Today the area has cafes and meeting points, which are most crowded during summer. Thiseio is served by the nearby ISAP Thiseio metro station.
Odeon Herodes Atticus

On your way to Parthenon you see  The Odeon of Herodes Atticus which is a stone theatre structure located on the southwest slope of the Acropolis of Athens.

It was built in 161 AD by the Athenian magnate Herodes Atticus in memory of his wife, Aspasia Annia Regilla. It was originally a steep-sloped amphitheater with a three-story stone front wall and a wooden roof made of expensive, cedar of Lebanon timber. It was used as a venue for music concerts with a capacity of 5,000. It lasted intact until it was destroyed and turned into a ruin by the Heruli in 267 AD.




Erechtheum,  Ionic temple of Athena, built during 421–405 bc on the Acropolis at Athens, famous largely for its complexity and for the exquisite perfection of its details. The temple’s Ionic capitals are the most beautiful that Greece produced, and its distinctive porch, supported by caryatid figures, is unequaled in classical architecture.

The name, of popular origin, is derived from a shrine dedicated to the Greek hero Erichthonius. It is believed by some that the temple was erected in honour of the legendary king Erechtheus.

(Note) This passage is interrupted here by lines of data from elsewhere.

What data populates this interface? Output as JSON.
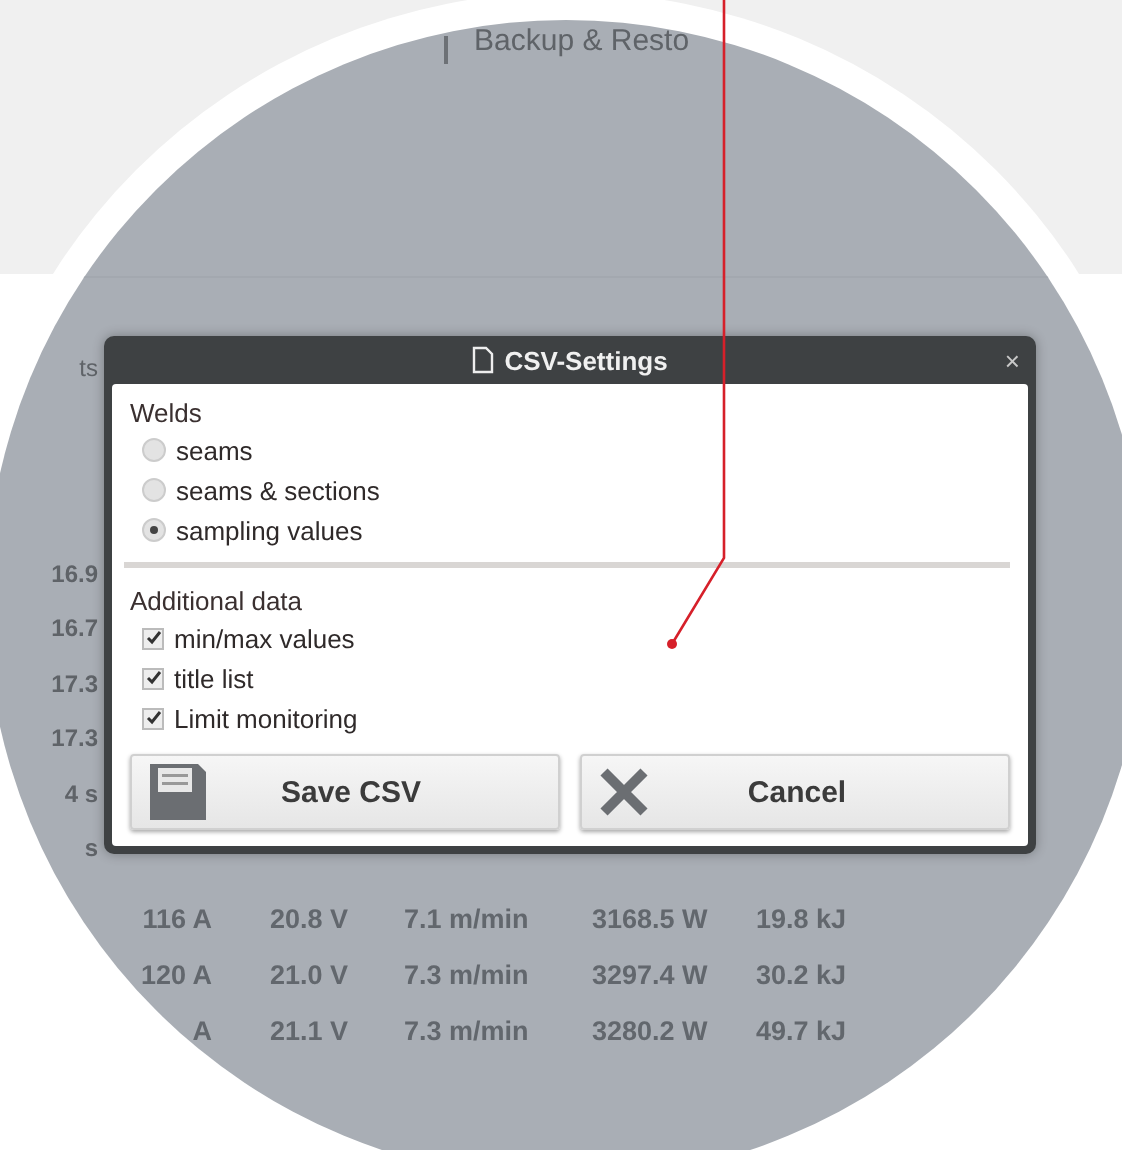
{
  "background_tab": {
    "label": "Backup & Resto"
  },
  "side_values": [
    "ts",
    "16.9",
    "16.7",
    "17.3",
    "17.3",
    "4 s",
    "s"
  ],
  "dialog": {
    "title": "CSV-Settings",
    "close": "×",
    "sections": [
      {
        "title": "Welds",
        "kind": "radio",
        "options": [
          {
            "label": "seams",
            "selected": false
          },
          {
            "label": "seams & sections",
            "selected": false
          },
          {
            "label": "sampling values",
            "selected": true
          }
        ]
      },
      {
        "title": "Additional data",
        "kind": "checkbox",
        "options": [
          {
            "label": "min/max values",
            "checked": true
          },
          {
            "label": "title list",
            "checked": true
          },
          {
            "label": "Limit monitoring",
            "checked": true
          }
        ]
      }
    ],
    "buttons": [
      {
        "label": "Save CSV",
        "kind": "save"
      },
      {
        "label": "Cancel",
        "kind": "cancel"
      }
    ]
  },
  "table": {
    "rows": [
      [
        "116 A",
        "20.8 V",
        "7.1 m/min",
        "3168.5 W",
        "19.8 kJ"
      ],
      [
        "120 A",
        "21.0 V",
        "7.3 m/min",
        "3297.4 W",
        "30.2 kJ"
      ],
      [
        "A",
        "21.1 V",
        "7.3 m/min",
        "3280.2 W",
        "49.7 kJ"
      ]
    ]
  }
}
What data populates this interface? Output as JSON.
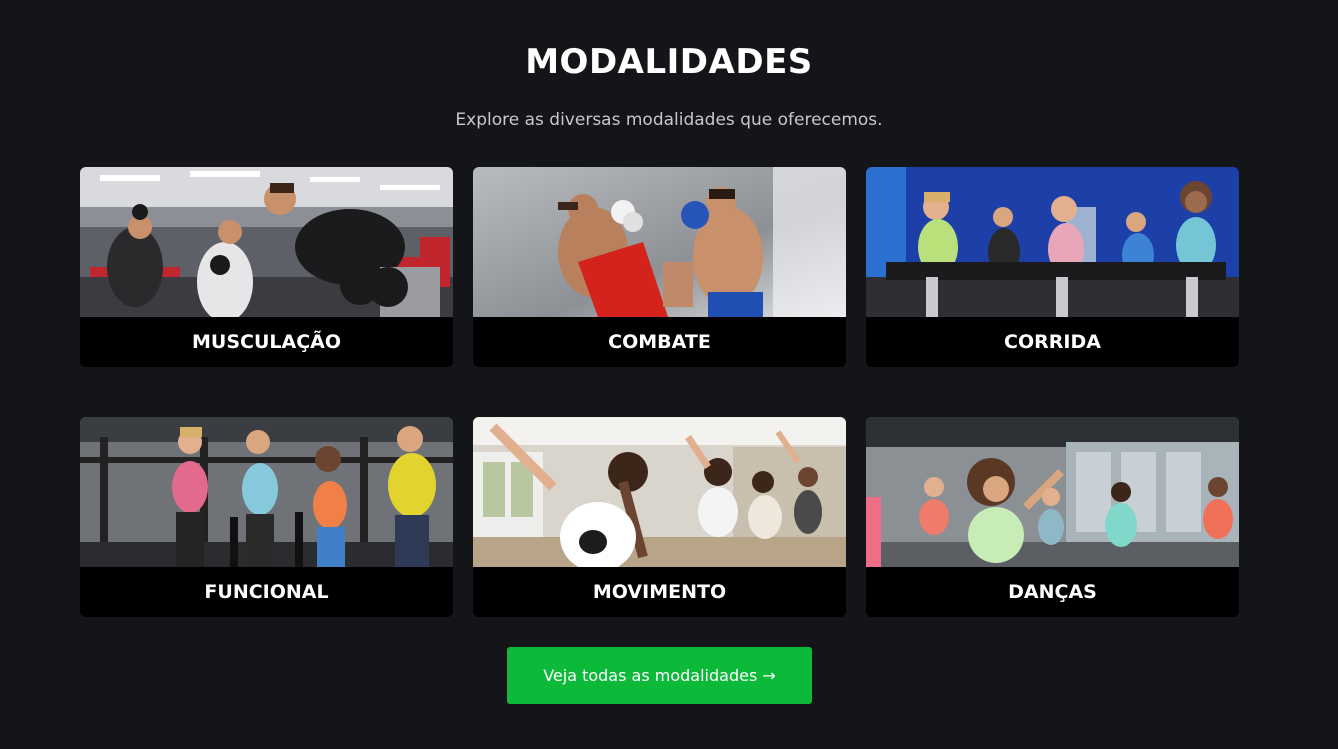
{
  "section": {
    "title": "MODALIDADES",
    "subtitle": "Explore as diversas modalidades que oferecemos."
  },
  "cards": [
    {
      "label": "MUSCULAÇÃO",
      "photo": "gym-weights-photo"
    },
    {
      "label": "COMBATE",
      "photo": "kickboxing-photo"
    },
    {
      "label": "CORRIDA",
      "photo": "spinning-class-photo"
    },
    {
      "label": "FUNCIONAL",
      "photo": "functional-training-photo"
    },
    {
      "label": "MOVIMENTO",
      "photo": "dance-movement-photo"
    },
    {
      "label": "DANÇAS",
      "photo": "dance-class-photo"
    }
  ],
  "cta": {
    "label": "Veja todas as modalidades →"
  },
  "colors": {
    "background": "#141519",
    "card_label_bg": "#000000",
    "accent": "#0cb939"
  }
}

The architect was probably Mnesicles. In the early 19th century, Lord Elgin took several sections of the temple to London. Later, in the early 20th century, it was somewhat restored.


The Parthenon was a temple to Athena built on top of the highest hill in Athens, the Acropolis (Acropolis means High City). In the Late Bronze Age, about 1300 BC, the Acropolis had been where the kings of Athens lived (like Theseus in the myth), and where everybody went to defend themselves when there was a war. But after the Dark Ages, the Athenians had no more kings to rule them. Instead they had an oligarchy, and so there was no king to live on the Acropolis. Instead, the Acropolis became sacred to the goddess Athena, and the Athenians built her a temple there.

There was at least one Parthenon temple on that spot before the one that is there now. The earlier temple was built in the Archaic period out of limestone. The Persians destroyed this first temple when they sacked Athens in the Persian Wars, just before the battle of Salamis in 480 BC. We have only scraps of that temple that were buried on the Acropolis after the war.

 For a long time after the Persian Wars, the Athenians left the Acropolis in ruins, as a sort of war memorial. But by the 440s BC, a generation later, the Athenians wanted to rebuild their Parthenon bigger and better than before.

To get the money for this new, big, beautiful temple, the Athenians used the tribute money from their allies, that was supposed to be spent defending the Greeks from Persian invasions.

The Athenians hired two great architects, Callicrates and Ictinus, and a great sculptor, Pheidias, to rebuild the Parthenon. This time the whole building would be made of marble, and in the very latest style, and big, too.

Erectheum Door Detail

Kionokranon detail
Tourist Photographing Propylea

Bottom line, this place is magical you have to visit it at least once in your life. You understand that we have lost many magnificent artifacts in the last 2500 years and we need to cherish what we have left. Also most importantly we have to try to achieve harmony and balance in our selves, Harmony and balance such as these monuments achieve.

Happy Shooting

365 Project Day 5

Posted: November 29, 2014 in 365 project, D3200, PHOTOGRAPHY

A Throne for the Cat. 

(365 Project Day 5)


Today we visited Thision and the Ancient Agora and we ended up over Acropolis. On our way down in the narrow streets of old Athena,there was it . Behind iron cast fences, that protected a small garden of an old villa, I saw the remnants of a dead palm tree. A cat was seating on the top and instantly I took the shot. The cat seemed relaxed and didn’t even blink. Logical After all a king on his throne is used to this kind of publicity.
“A Throne For A Cat”